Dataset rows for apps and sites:
++++

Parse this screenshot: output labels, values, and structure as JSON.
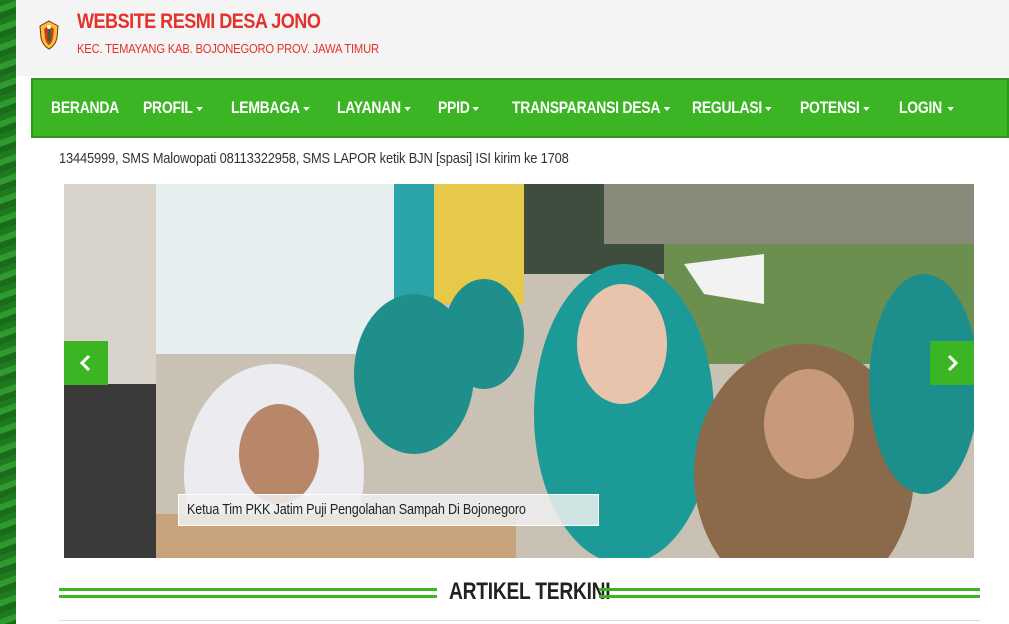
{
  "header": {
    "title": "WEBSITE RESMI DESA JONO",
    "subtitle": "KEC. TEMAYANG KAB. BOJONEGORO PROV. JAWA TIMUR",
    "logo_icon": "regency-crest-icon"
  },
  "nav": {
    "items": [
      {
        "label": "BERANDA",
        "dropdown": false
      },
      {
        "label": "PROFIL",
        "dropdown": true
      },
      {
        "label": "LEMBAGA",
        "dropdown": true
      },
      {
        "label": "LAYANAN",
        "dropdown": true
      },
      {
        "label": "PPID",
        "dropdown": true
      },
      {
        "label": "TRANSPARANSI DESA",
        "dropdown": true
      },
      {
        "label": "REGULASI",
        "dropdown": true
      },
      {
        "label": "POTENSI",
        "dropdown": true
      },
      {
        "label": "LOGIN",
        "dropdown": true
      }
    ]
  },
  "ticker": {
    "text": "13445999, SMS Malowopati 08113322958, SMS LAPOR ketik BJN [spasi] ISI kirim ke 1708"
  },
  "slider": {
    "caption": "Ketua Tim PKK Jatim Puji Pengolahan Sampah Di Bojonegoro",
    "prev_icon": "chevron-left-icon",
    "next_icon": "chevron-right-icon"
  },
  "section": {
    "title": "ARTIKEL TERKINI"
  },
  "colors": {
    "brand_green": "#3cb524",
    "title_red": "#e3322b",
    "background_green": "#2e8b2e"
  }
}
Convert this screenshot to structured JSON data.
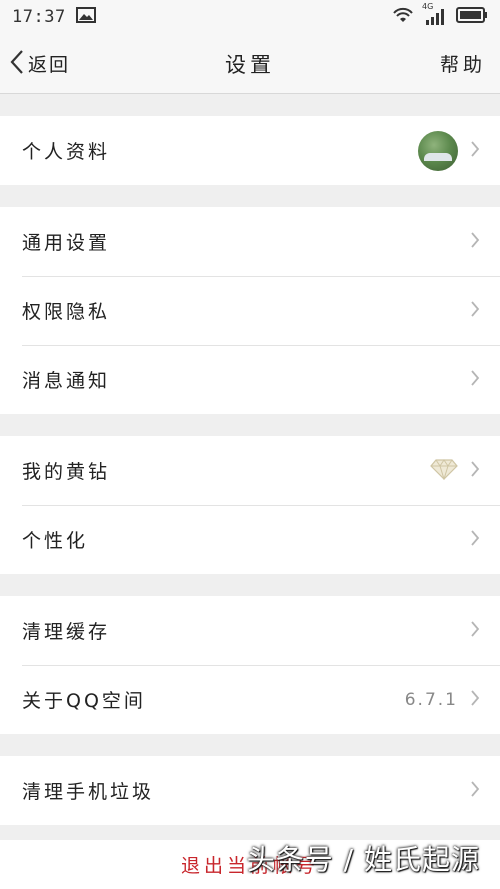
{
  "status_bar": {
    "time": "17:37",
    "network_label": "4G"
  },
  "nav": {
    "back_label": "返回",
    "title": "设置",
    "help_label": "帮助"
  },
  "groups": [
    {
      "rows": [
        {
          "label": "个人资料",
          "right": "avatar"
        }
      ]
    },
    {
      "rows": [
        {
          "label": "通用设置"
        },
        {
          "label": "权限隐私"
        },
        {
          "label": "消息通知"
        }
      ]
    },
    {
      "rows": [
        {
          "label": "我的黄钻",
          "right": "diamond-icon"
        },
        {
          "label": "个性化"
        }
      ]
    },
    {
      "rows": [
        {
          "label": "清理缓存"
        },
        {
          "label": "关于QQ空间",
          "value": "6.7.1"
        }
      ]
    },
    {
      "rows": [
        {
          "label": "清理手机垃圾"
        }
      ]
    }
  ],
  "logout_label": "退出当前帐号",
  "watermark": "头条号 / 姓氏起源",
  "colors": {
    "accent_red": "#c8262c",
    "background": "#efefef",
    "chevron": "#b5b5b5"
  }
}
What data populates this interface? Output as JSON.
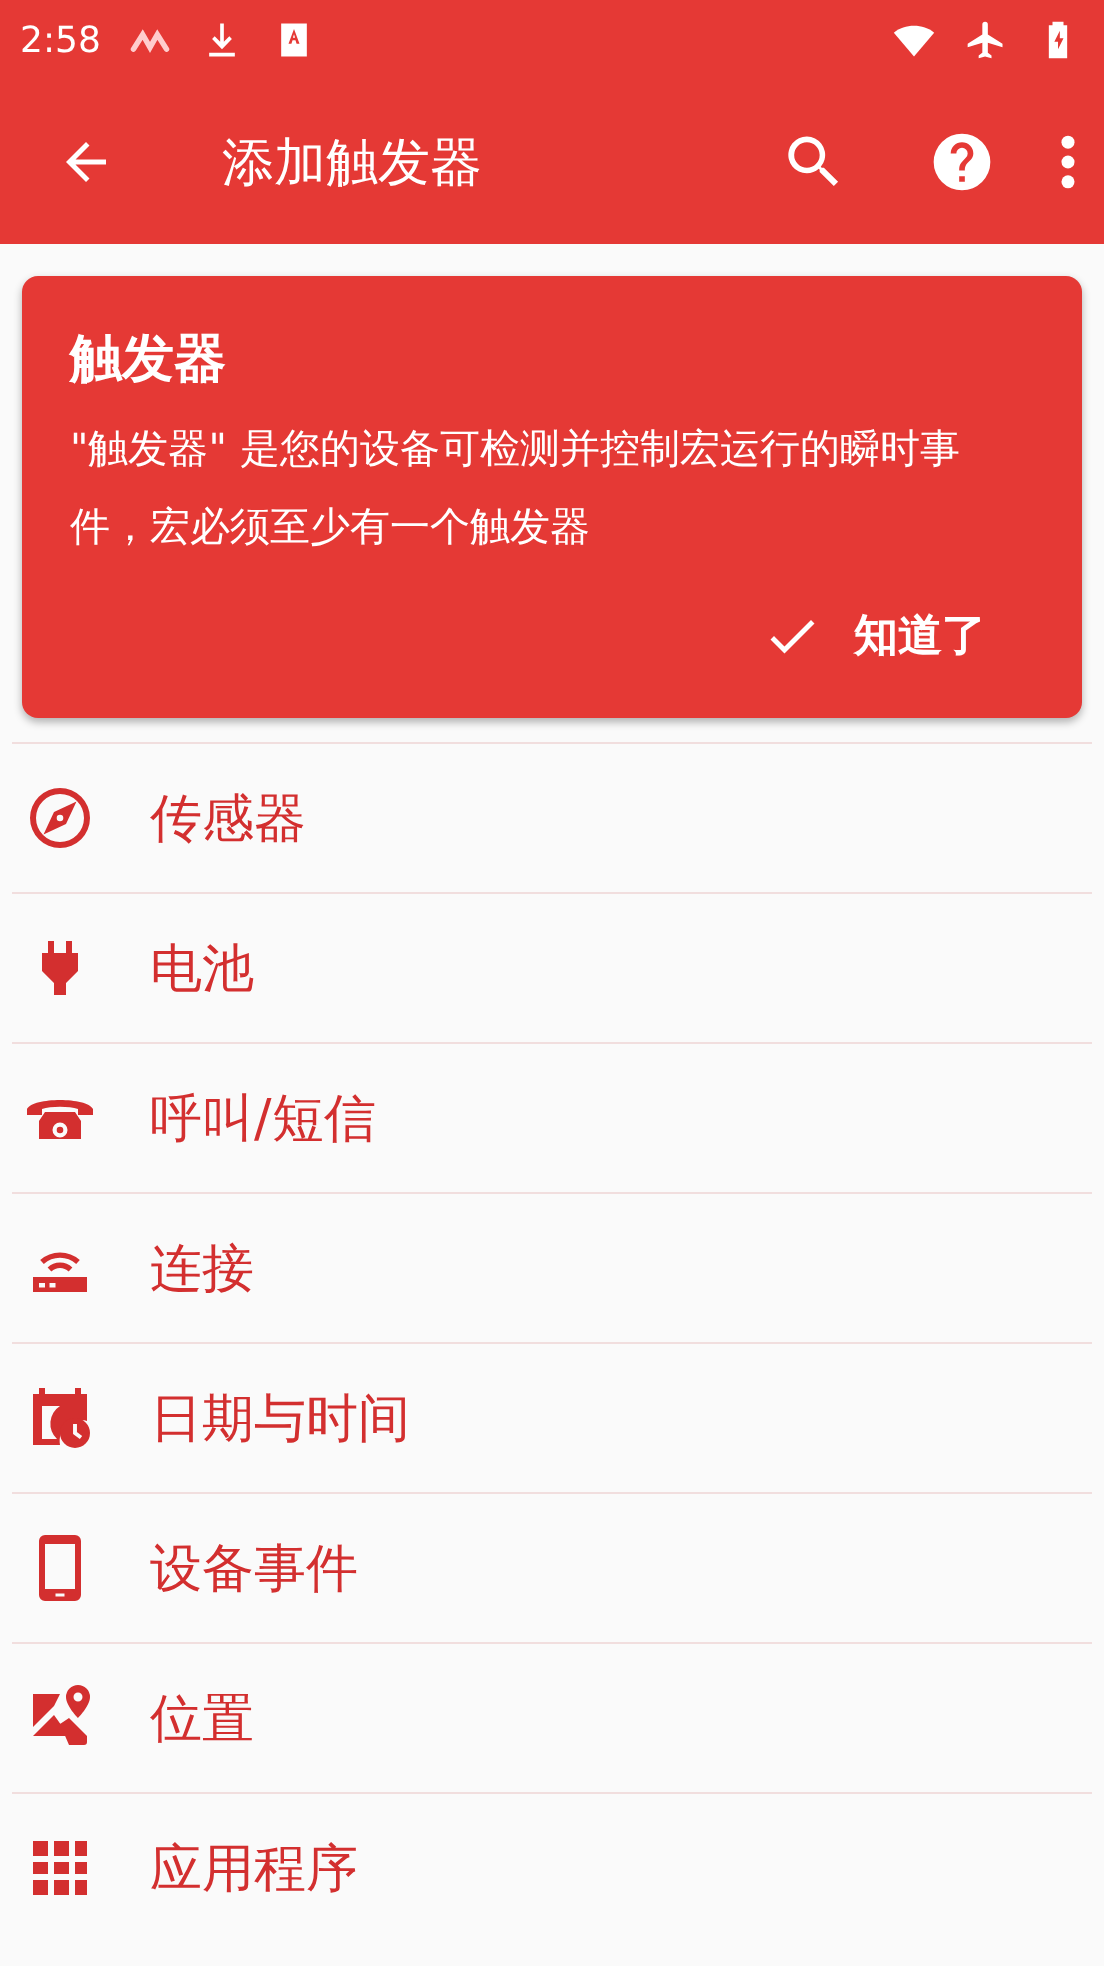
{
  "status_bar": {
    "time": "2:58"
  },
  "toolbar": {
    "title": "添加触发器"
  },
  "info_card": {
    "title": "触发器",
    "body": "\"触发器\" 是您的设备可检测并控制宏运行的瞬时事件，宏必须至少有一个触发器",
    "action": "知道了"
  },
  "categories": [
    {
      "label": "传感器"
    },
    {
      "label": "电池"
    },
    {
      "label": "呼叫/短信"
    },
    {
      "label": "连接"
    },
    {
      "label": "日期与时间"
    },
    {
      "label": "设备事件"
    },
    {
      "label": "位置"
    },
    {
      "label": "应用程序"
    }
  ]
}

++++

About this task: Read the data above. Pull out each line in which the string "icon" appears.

Result for this exercise:
    "logo_icon": "regency-crest-icon"
    "prev_icon": "chevron-left-icon",
    "next_icon": "chevron-right-icon"
          "right": "diamond-icon"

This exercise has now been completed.